Sally Kindberg’s unicorn dust quest

Part Two of a series about City Guides – I cajoled the guides to tell their own stories. It was a great way to catch up with some of the lovely people I’d trained with in 2006.  Part One also appeared in CityGuide Magazine, and is here.

I met up with Judy Stephenson one morning in St Mary Abchurch, headquarters of the Friends of the City Churches. Judy is an active member, and editor of their magazine Skyline. As well as having the pleasure of exchanging news with Judy, I was on a mission. Im the founder and curator of a very small Museum of Dust, one of my ongoing projects, and wanted to add a minute sample of dust from the churchs Grinling Gibbons reredos to add to my rather eclectic collection.

Sadly the screen was too high, Health & Safety rules precluded me from standing on a chair or ladder to reach it, and in any case the church was far too well dusted. I spotted a splendid unicorn in the church, made by seventeenth century wood carver William Emmett (according to the churchs leaflet), but sadly this too was dust free. Unicorn dust is appropriately very rare.

As I was chatting to Judy in the sunny churchyard, three visitors arrived to discuss this years Grinling Gibbons 300: Carving a Place in History festival, each of them wearing a small but exquisite pearwood carving in their lapel, created by master carver Hugh Wedderburn, one of the visitors. He has kindly agreed to my visiting his studio, where I hope to collect a sample of dust from a contemporary wood carvers workshop. As usual, the City is full of surprises, and meanwhile, my unicorn dust quest continues.

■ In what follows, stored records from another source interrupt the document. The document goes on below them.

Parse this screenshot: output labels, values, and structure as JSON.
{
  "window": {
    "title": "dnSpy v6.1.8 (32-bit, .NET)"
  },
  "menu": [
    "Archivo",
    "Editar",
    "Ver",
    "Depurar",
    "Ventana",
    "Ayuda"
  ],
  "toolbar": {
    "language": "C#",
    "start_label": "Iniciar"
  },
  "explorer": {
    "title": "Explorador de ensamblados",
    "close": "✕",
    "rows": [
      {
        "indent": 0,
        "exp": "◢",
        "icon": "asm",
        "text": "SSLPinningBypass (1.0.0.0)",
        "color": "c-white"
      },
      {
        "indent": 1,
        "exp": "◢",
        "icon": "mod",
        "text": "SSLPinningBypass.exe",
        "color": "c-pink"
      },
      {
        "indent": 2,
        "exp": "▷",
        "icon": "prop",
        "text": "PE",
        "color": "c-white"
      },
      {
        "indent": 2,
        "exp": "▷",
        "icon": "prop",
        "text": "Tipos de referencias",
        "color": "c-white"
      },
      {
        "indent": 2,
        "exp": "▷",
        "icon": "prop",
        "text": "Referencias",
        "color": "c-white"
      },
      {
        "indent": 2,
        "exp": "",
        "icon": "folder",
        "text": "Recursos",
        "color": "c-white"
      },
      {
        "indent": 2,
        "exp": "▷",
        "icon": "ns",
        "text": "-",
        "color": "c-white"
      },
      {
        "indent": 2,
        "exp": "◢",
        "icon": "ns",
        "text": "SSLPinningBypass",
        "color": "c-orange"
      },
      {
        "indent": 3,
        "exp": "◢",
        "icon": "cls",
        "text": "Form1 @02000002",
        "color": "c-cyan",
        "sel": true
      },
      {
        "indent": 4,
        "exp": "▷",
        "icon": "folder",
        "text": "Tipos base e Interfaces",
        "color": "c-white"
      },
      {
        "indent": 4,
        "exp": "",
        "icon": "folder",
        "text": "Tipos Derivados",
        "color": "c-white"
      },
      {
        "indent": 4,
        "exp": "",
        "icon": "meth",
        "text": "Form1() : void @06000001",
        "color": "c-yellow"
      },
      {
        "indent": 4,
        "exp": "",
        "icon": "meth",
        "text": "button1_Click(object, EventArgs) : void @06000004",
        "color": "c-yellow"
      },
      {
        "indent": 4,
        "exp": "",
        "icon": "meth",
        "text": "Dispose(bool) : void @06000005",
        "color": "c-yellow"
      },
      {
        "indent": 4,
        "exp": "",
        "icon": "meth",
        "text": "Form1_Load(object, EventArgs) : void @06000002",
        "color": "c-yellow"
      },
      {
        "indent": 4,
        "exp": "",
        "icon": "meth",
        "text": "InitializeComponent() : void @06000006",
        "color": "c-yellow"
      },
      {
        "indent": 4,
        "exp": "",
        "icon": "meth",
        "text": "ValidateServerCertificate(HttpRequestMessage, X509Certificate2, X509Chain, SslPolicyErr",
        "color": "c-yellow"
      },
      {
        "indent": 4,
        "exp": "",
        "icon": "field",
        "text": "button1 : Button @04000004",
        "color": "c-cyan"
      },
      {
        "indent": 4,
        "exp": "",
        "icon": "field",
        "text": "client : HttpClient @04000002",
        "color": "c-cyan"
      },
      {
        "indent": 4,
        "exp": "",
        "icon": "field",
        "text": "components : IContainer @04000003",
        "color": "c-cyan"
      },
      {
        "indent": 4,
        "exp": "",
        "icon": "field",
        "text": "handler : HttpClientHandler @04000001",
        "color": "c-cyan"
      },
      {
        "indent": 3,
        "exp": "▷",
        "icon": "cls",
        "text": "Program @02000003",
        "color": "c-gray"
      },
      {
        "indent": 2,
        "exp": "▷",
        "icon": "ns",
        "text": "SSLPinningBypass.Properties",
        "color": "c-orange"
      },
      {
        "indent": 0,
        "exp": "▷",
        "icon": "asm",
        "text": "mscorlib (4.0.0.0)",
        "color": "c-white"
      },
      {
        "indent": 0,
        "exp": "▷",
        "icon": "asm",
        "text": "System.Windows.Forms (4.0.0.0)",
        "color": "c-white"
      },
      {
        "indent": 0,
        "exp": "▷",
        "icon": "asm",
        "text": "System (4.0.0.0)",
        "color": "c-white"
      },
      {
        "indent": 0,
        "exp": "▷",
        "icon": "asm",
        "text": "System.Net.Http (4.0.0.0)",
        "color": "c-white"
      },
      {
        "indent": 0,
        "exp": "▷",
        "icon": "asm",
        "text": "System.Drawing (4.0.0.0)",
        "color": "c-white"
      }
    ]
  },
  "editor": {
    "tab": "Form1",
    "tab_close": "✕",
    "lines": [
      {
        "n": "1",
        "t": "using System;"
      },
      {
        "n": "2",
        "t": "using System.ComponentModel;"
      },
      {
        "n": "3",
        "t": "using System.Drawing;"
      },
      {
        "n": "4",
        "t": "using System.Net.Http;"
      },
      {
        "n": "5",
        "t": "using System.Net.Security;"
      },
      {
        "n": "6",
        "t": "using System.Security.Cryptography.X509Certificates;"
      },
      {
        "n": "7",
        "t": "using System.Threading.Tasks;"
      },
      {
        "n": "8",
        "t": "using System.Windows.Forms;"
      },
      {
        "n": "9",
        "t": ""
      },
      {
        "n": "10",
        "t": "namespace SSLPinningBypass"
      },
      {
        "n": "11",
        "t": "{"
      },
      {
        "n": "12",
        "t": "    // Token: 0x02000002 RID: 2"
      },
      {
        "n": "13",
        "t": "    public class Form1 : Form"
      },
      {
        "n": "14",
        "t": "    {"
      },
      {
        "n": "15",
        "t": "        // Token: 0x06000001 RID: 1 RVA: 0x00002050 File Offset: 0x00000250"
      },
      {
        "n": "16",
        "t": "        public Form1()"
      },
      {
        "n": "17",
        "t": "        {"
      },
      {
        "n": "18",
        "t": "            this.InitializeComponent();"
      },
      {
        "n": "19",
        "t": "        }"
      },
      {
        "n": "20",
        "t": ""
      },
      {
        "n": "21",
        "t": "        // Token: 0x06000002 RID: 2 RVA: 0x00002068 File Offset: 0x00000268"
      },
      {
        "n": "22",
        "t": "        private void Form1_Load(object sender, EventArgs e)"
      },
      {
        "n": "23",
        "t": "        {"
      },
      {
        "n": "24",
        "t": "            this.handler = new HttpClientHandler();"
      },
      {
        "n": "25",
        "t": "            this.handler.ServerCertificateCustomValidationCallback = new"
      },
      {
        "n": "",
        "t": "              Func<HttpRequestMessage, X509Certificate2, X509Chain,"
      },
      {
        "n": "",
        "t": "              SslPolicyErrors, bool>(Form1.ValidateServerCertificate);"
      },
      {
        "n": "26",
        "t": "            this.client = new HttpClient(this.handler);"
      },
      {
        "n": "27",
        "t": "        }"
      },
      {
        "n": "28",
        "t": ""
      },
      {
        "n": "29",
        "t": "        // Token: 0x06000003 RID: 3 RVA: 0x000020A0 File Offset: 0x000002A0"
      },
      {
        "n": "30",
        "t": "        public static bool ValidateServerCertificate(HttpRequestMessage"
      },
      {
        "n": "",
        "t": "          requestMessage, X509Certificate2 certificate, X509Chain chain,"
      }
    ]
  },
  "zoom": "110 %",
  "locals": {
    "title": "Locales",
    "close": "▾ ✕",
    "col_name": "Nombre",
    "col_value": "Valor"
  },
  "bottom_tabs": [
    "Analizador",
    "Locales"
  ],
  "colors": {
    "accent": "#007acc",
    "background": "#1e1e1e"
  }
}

This entry was posted in Writing and tagged , , , , , , , , . Bookmark the permalink.

Leave a Reply

Your email address will not be published.